Twitter will allow some employees to 'work from home' forever

Twitter unlikely to open its offices before September due to coronavirus pandemic

PTI11_12_2018_000095B Twitter CEO Jack Dorsey

In what could be indications of a paradigm shift in work culture around the globe, Twitter has said many of its employees would be permitted to work from home permanently even after the end of the coronavirus lockdowns. The social media company added that it was unlikely to open its offices before September. 

"We were uniquely positioned to respond quickly and allow folks to work from home given our emphasis on decentralisation and supporting a distributed workforce capable of working from anywhere," a Twitter spokesperson said. “The past few months have proven we can make that work. So if our employees are in a role and situation that enables them to work from home and they want to continue to do so forever, we will make that happen.”

Twitter has “strongly encouraged” working from home since March 2 and mandated employees to work from home starting March 11. Employees who prefer to work remotely can now do so indefinitely, Twitter CEO Jack Dorsey said in an email to his employees. Those who want to return to the office will probably need to wait until at least September.

“When we do decide to open offices, it also won’t be a snap back to the way it was before,” the company said. “It will be careful, intentional, office by office and gradual.”

"There will also be no business travel before September, with very few exceptions, and no in-person company events for the rest of 2020. We will assess 2021 events later this year," Twitter added. 

The news comes following word from Google and Facebook that they are likely to continue telework through the end of the year for most employees.

Twitter's decision would herald a significant shift in the post-COVID world. In India, many IT companies, including TCS, are already drafting plans to shift to a permanent 'work-from-home' system.
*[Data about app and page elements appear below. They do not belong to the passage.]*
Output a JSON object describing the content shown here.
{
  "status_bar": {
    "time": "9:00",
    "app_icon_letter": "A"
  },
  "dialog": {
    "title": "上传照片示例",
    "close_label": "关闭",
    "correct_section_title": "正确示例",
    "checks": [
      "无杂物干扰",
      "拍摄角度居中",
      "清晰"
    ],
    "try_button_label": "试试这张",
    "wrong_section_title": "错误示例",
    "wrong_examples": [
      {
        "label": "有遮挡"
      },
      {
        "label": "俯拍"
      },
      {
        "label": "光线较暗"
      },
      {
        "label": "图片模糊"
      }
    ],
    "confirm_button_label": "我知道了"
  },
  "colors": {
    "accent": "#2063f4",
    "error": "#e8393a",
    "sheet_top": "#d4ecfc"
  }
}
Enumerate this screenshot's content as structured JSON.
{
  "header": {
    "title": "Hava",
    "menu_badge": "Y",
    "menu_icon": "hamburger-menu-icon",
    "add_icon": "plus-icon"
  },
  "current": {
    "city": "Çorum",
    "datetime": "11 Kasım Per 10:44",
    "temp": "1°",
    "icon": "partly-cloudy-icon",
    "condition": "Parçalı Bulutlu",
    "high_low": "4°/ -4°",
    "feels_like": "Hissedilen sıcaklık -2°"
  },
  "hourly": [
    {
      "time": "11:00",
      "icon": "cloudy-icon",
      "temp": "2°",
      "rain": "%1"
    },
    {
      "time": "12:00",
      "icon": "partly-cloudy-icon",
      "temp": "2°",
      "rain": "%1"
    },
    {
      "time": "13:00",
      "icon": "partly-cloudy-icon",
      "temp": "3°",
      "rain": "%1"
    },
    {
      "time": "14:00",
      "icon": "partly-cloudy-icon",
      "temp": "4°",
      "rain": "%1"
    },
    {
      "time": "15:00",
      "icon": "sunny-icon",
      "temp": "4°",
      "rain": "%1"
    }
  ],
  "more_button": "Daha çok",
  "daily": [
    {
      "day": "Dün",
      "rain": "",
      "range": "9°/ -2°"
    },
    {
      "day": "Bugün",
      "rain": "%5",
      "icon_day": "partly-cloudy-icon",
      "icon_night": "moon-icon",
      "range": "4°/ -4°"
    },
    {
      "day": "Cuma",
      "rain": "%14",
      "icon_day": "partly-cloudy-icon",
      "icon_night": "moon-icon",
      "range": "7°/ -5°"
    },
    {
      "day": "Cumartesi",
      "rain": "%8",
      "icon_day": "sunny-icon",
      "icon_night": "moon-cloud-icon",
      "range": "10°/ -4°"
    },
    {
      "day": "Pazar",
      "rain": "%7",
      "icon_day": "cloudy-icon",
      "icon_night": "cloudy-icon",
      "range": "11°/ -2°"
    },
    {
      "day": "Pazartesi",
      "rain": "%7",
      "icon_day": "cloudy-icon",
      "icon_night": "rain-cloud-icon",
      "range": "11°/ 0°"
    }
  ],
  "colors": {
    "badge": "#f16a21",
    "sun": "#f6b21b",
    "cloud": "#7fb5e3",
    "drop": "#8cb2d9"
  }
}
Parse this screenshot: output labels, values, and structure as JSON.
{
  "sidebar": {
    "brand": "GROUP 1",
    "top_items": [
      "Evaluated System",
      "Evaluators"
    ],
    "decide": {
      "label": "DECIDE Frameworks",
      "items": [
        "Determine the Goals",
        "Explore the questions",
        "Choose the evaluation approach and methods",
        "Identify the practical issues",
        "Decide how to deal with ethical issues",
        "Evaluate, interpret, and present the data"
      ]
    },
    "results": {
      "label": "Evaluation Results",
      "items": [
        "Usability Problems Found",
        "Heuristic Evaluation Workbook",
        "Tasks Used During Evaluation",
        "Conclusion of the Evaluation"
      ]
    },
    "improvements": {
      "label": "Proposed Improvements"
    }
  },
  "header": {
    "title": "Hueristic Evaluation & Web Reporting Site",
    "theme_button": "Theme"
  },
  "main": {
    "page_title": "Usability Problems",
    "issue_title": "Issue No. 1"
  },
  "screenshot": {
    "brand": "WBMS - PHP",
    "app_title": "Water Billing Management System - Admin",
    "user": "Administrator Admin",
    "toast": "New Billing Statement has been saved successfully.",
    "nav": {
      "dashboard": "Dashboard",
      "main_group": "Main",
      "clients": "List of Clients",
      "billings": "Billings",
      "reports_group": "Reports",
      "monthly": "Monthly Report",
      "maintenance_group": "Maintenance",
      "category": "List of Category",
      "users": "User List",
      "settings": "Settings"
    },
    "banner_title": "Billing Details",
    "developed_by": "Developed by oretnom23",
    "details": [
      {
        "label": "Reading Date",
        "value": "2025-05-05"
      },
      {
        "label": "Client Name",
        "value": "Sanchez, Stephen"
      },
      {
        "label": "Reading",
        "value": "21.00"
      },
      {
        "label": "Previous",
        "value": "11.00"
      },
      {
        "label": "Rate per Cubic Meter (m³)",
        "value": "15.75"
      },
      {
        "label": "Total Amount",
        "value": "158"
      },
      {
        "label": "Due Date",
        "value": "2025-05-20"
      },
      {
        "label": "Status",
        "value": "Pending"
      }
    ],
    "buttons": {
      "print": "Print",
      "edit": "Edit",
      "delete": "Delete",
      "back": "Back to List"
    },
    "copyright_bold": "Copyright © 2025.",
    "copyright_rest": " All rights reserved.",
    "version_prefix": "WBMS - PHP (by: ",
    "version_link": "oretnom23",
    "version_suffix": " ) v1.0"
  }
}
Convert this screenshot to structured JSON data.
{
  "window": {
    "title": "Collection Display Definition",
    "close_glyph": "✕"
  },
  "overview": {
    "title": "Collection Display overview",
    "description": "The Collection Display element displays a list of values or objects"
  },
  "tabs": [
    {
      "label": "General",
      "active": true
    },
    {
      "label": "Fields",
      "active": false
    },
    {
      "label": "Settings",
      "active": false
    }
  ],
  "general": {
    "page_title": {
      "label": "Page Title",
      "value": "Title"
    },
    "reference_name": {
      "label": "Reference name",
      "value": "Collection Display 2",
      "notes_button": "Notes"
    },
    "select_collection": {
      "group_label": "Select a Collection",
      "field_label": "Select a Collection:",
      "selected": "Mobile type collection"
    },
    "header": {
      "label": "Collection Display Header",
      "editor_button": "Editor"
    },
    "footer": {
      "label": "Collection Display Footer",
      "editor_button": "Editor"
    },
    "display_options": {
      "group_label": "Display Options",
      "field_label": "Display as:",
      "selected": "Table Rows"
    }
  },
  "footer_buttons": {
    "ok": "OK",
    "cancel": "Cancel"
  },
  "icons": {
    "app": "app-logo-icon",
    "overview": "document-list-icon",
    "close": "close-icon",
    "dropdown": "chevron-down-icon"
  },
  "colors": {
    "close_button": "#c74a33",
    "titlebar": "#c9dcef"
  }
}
By 2025, TCS will ask a vast majority of 75 per cent of its 4.48 lakh employees globally (including 3.5 lakh in India) to work from home, up from the industry average of 20 per cent today.